Component data from apps and pages:
■ ■ ■ ■
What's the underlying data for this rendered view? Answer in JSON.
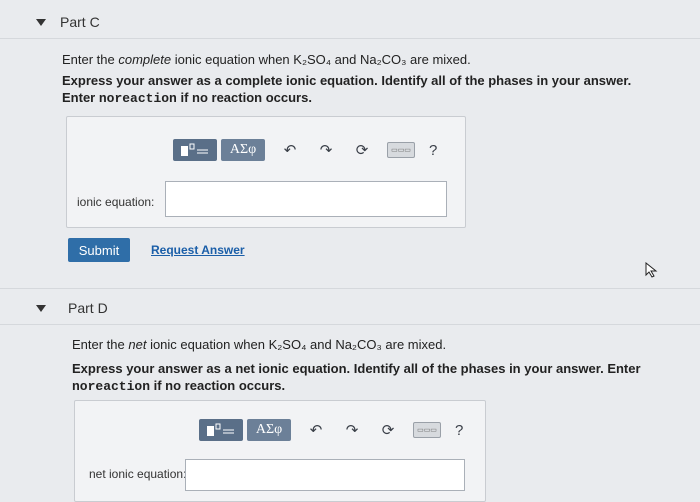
{
  "partC": {
    "title": "Part C",
    "prompt_pre": "Enter the ",
    "prompt_em": "complete",
    "prompt_post": " ionic equation when K₂SO₄ and Na₂CO₃ are mixed.",
    "instruction": "Express your answer as a complete ionic equation. Identify all of the phases in your answer. Enter ",
    "instruction_code": "noreaction",
    "instruction_tail": " if no reaction occurs.",
    "toolbar": {
      "greek": "ΑΣφ",
      "help": "?"
    },
    "field_label": "ionic equation:",
    "field_value": "",
    "submit": "Submit",
    "request": "Request Answer"
  },
  "partD": {
    "title": "Part D",
    "prompt_pre": "Enter the ",
    "prompt_em": "net",
    "prompt_post": " ionic equation when K₂SO₄ and Na₂CO₃ are mixed.",
    "instruction": "Express your answer as a net ionic equation. Identify all of the phases in your answer. Enter ",
    "instruction_code": "noreaction",
    "instruction_tail": " if no reaction occurs.",
    "toolbar": {
      "greek": "ΑΣφ",
      "help": "?"
    },
    "field_label": "net ionic equation:",
    "field_value": ""
  }
}
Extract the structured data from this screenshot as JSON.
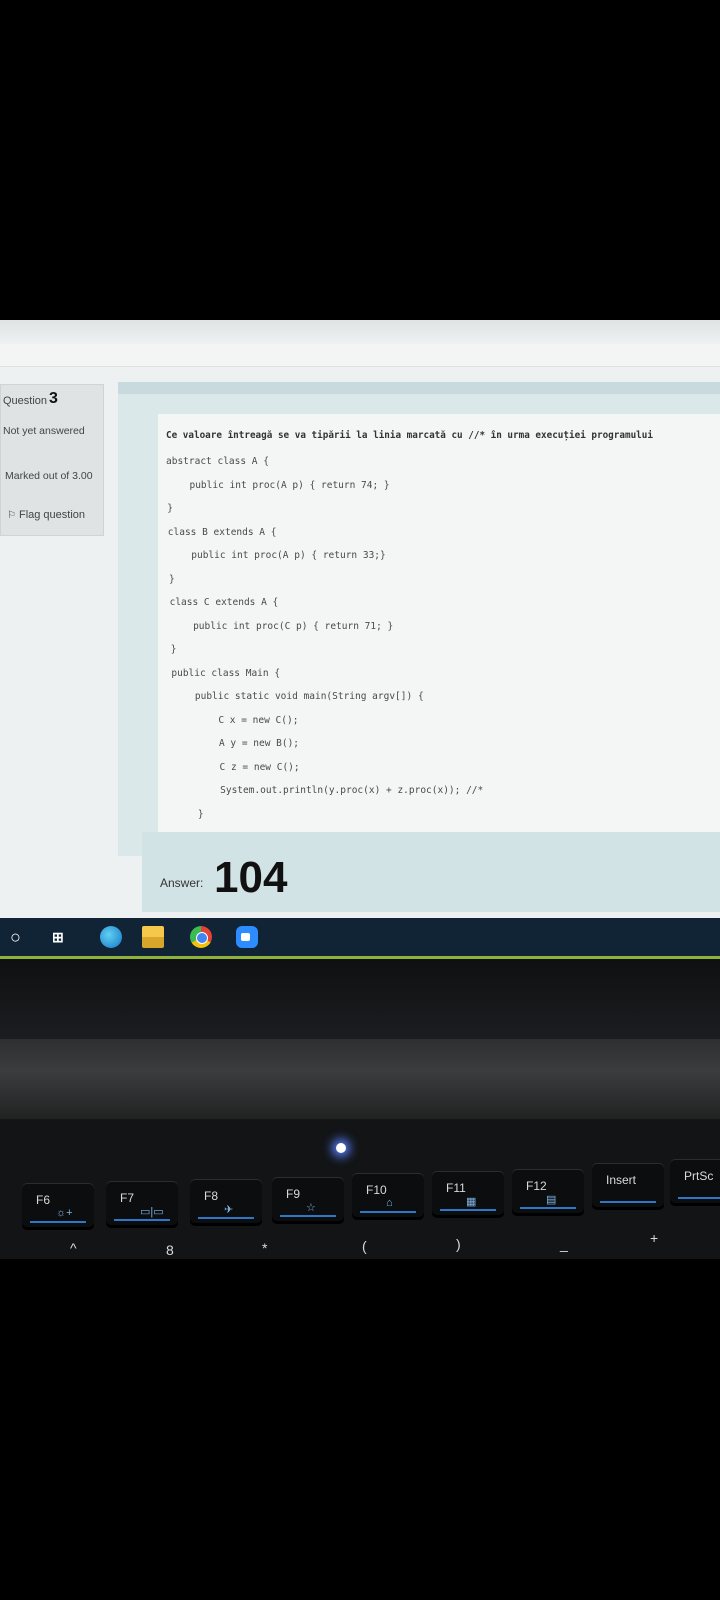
{
  "question": {
    "label": "Question",
    "number": "3",
    "status": "Not yet answered",
    "marked_out_of": "Marked out of 3.00",
    "flag_label": "Flag question"
  },
  "prompt": "Ce valoare întreagă se va tipării la linia marcată cu //* în urma execuției programului",
  "code_lines": [
    "abstract class A {",
    "    public int proc(A p) { return 74; }",
    "}",
    "class B extends A {",
    "    public int proc(A p) { return 33;}",
    "}",
    "class C extends A {",
    "    public int proc(C p) { return 71; }",
    "}",
    "public class Main {",
    "    public static void main(String argv[]) {",
    "        C x = new C();",
    "        A y = new B();",
    "        C z = new C();",
    "        System.out.println(y.proc(x) + z.proc(x)); //*",
    "    }",
    "}"
  ],
  "answer": {
    "label": "Answer:",
    "value": "104"
  },
  "taskbar": {
    "icons": [
      "start-icon",
      "task-view-icon",
      "edge-icon",
      "file-explorer-icon",
      "chrome-icon",
      "zoom-icon"
    ],
    "accent": "#8fb33a",
    "background": "#102436"
  },
  "keyboard": {
    "keys": [
      "F6",
      "F7",
      "F8",
      "F9",
      "F10",
      "F11",
      "F12",
      "Insert",
      "PrtSc"
    ],
    "glyphs": [
      "☼+",
      "▭|▭",
      "✈",
      "☆",
      "⌂",
      "▦",
      "▤"
    ],
    "lower_row": [
      "^",
      "8",
      "*",
      "(",
      ")",
      "_",
      "+"
    ]
  }
}
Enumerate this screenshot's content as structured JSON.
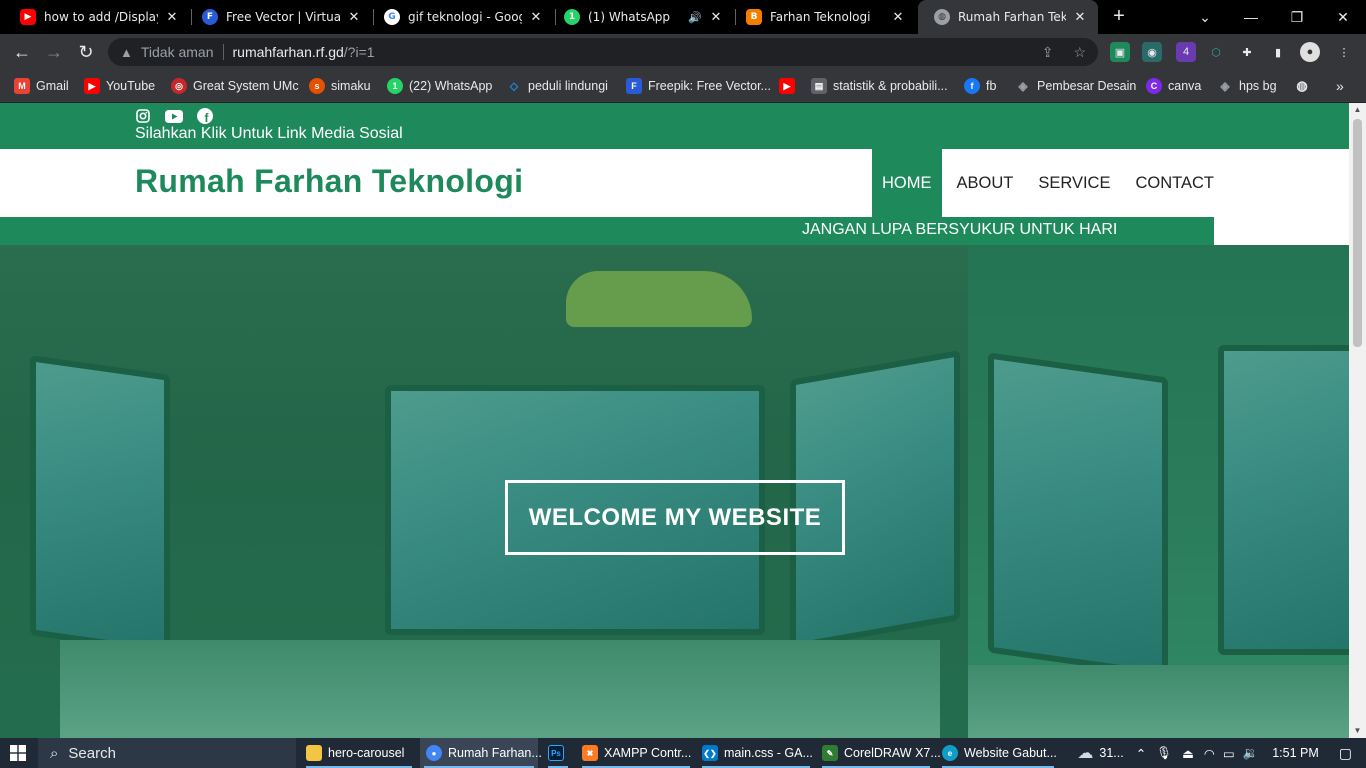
{
  "browser": {
    "tabs": [
      {
        "title": "how to add /Display G",
        "favicon": "youtube-icon",
        "color": "#ff0000"
      },
      {
        "title": "Free Vector | Virtual re",
        "favicon": "freepik-icon",
        "color": "#2a5bd7"
      },
      {
        "title": "gif teknologi - Google",
        "favicon": "google-icon",
        "color": "#4285f4"
      },
      {
        "title": "(1) WhatsApp",
        "favicon": "whatsapp-icon",
        "color": "#25d366"
      },
      {
        "title": "Farhan Teknologi",
        "favicon": "blogger-icon",
        "color": "#f57d00"
      },
      {
        "title": "Rumah Farhan Teknolo",
        "favicon": "globe-icon",
        "color": "#9aa0a6"
      }
    ],
    "security_label": "Tidak aman",
    "url_host": "rumahfarhan.rf.gd",
    "url_path": "/?i=1"
  },
  "bookmarks": [
    {
      "label": "Gmail",
      "icon": "gmail-icon",
      "color": "#ea4335"
    },
    {
      "label": "YouTube",
      "icon": "youtube-icon",
      "color": "#ff0000"
    },
    {
      "label": "Great System UMc",
      "icon": "umc-icon",
      "color": "#c62828"
    },
    {
      "label": "simaku",
      "icon": "simaku-icon",
      "color": "#e65100"
    },
    {
      "label": "(22) WhatsApp",
      "icon": "whatsapp-icon",
      "color": "#25d366"
    },
    {
      "label": "peduli lindungi",
      "icon": "pedulilindungi-icon",
      "color": "#1e88e5"
    },
    {
      "label": "Freepik: Free Vector...",
      "icon": "freepik-icon",
      "color": "#2a5bd7"
    },
    {
      "label": "",
      "icon": "youtube-icon",
      "color": "#ff0000"
    },
    {
      "label": "statistik & probabili...",
      "icon": "document-icon",
      "color": "#5f6368"
    },
    {
      "label": "fb",
      "icon": "facebook-icon",
      "color": "#1877f2"
    },
    {
      "label": "Pembesar Desain",
      "icon": "layers-icon",
      "color": "#9aa0a6"
    },
    {
      "label": "canva",
      "icon": "canva-icon",
      "color": "#7d2ae8"
    },
    {
      "label": "hps bg",
      "icon": "layers-icon",
      "color": "#9aa0a6"
    }
  ],
  "site": {
    "social_caption": "Silahkan Klik Untuk Link Media Sosial",
    "brand": "Rumah Farhan Teknologi",
    "menu": [
      "HOME",
      "ABOUT",
      "SERVICE",
      "CONTACT"
    ],
    "marquee": "JANGAN LUPA BERSYUKUR UNTUK HARI",
    "hero_title": "WELCOME MY WEBSITE",
    "accent_color": "#1e8a5c"
  },
  "taskbar": {
    "search_label": "Search",
    "items": [
      {
        "label": "hero-carousel",
        "icon": "folder-icon",
        "color": "#f4c542"
      },
      {
        "label": "Rumah Farhan...",
        "icon": "chrome-icon",
        "color": "#4285f4"
      },
      {
        "label": "Ps",
        "icon": "photoshop-icon",
        "color": "#001e36"
      },
      {
        "label": "XAMPP Contr...",
        "icon": "xampp-icon",
        "color": "#fb7a24"
      },
      {
        "label": "main.css - GA...",
        "icon": "vscode-icon",
        "color": "#007acc"
      },
      {
        "label": "CorelDRAW X7...",
        "icon": "coreldraw-icon",
        "color": "#2e7d32"
      },
      {
        "label": "Website Gabut...",
        "icon": "edge-icon",
        "color": "#0f9ec7"
      }
    ],
    "weather": "31...",
    "time": "1:51 PM"
  }
}
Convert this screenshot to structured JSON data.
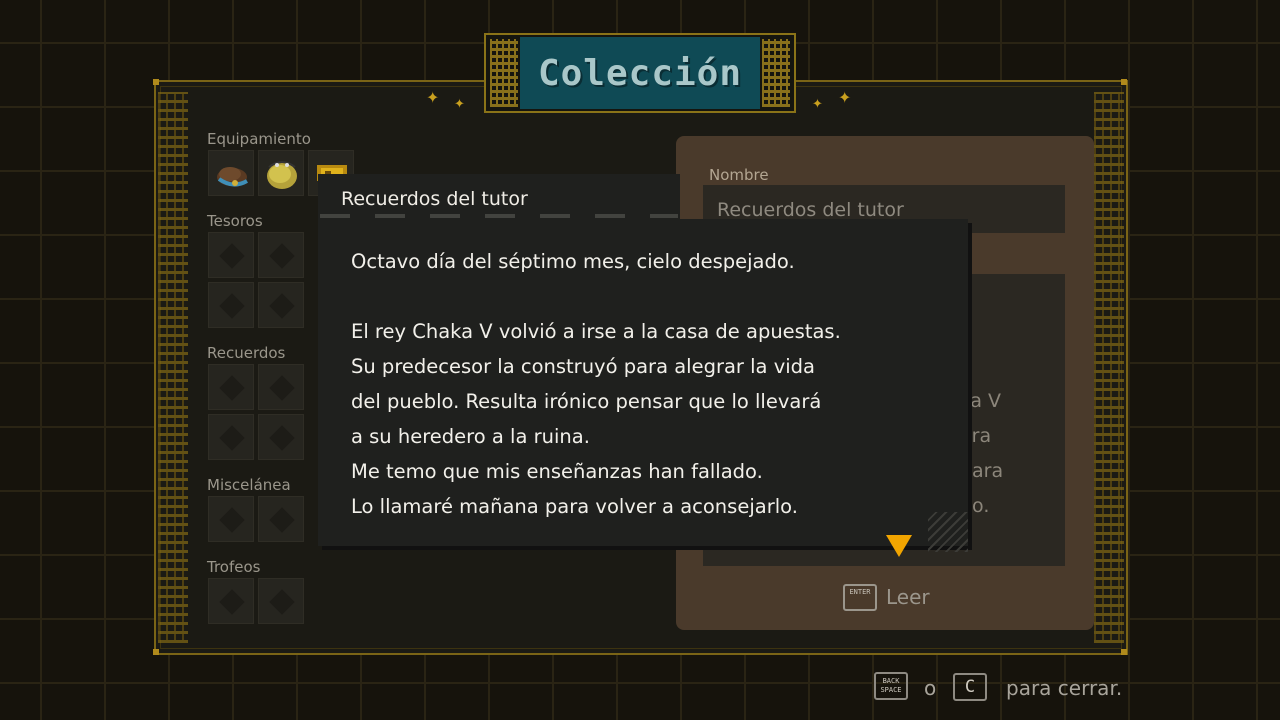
{
  "title": "Colección",
  "categories": {
    "equipment": "Equipamiento",
    "treasures": "Tesoros",
    "memories": "Recuerdos",
    "misc": "Miscelánea",
    "trophies": "Trofeos"
  },
  "equipment_icons": [
    "feather-hat-icon",
    "golden-helmet-icon",
    "golden-relic-icon"
  ],
  "detail": {
    "name_label": "Nombre",
    "name_value": "Recuerdos del tutor",
    "desc_peek": [
      ".",
      "haka V",
      "ara",
      "nara",
      "po."
    ],
    "read_key": "ENTER",
    "read_label": "Leer"
  },
  "popup": {
    "title": "Recuerdos del tutor",
    "lines": [
      "Octavo día del séptimo mes, cielo despejado.",
      "",
      "El rey Chaka V volvió a irse a la casa de apuestas.",
      "Su predecesor la construyó para alegrar la vida",
      "del pueblo. Resulta irónico pensar que lo llevará",
      "a su heredero a la ruina.",
      "Me temo que mis enseñanzas han fallado.",
      "Lo llamaré mañana para volver a aconsejarlo."
    ],
    "advance_icon": "continue-arrow-icon"
  },
  "hint": {
    "back_key_line1": "BACK",
    "back_key_line2": "SPACE",
    "or": "o",
    "c_key": "C",
    "close": "para cerrar."
  },
  "colors": {
    "frame_gold": "#7a6416",
    "title_teal": "#0f4a55",
    "detail_brown": "#4a3a2b",
    "arrow_orange": "#f2a500"
  }
}
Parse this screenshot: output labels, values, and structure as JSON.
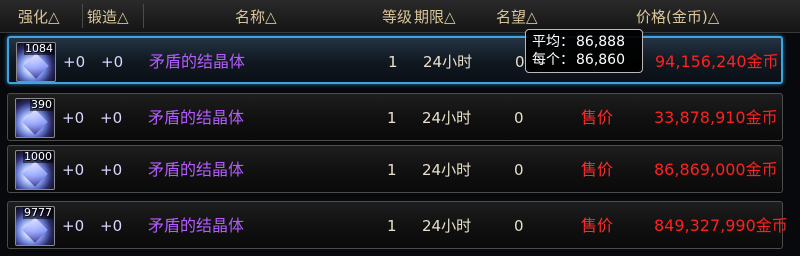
{
  "headers": {
    "enhance": "强化△",
    "forge": "锻造△",
    "name": "名称△",
    "level": "等级",
    "period": "期限△",
    "fame": "名望△",
    "price": "价格(金币)△"
  },
  "rows": [
    {
      "qty": "1084",
      "enhance": "+0",
      "forge": "+0",
      "name": "矛盾的结晶体",
      "level": "1",
      "period": "24小时",
      "fame": "0",
      "sell_label": "",
      "price": "94,156,240金币"
    },
    {
      "qty": "390",
      "enhance": "+0",
      "forge": "+0",
      "name": "矛盾的结晶体",
      "level": "1",
      "period": "24小时",
      "fame": "0",
      "sell_label": "售价",
      "price": "33,878,910金币"
    },
    {
      "qty": "1000",
      "enhance": "+0",
      "forge": "+0",
      "name": "矛盾的结晶体",
      "level": "1",
      "period": "24小时",
      "fame": "0",
      "sell_label": "售价",
      "price": "86,869,000金币"
    },
    {
      "qty": "9777",
      "enhance": "+0",
      "forge": "+0",
      "name": "矛盾的结晶体",
      "level": "1",
      "period": "24小时",
      "fame": "0",
      "sell_label": "售价",
      "price": "849,327,990金币"
    }
  ],
  "tooltip": {
    "avg_label": "平均：",
    "avg_value": "86,888",
    "each_label": "每个：",
    "each_value": "86,860"
  },
  "colors": {
    "name": "#b45cff",
    "price": "#ff2020",
    "selected_border": "#3fa3e0"
  },
  "item_icon": "crystal-icon"
}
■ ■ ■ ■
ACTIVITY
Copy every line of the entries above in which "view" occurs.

THE ANSWER
What's the underlying data for this rendered view? Answer in JSON.
      "task-view-icon",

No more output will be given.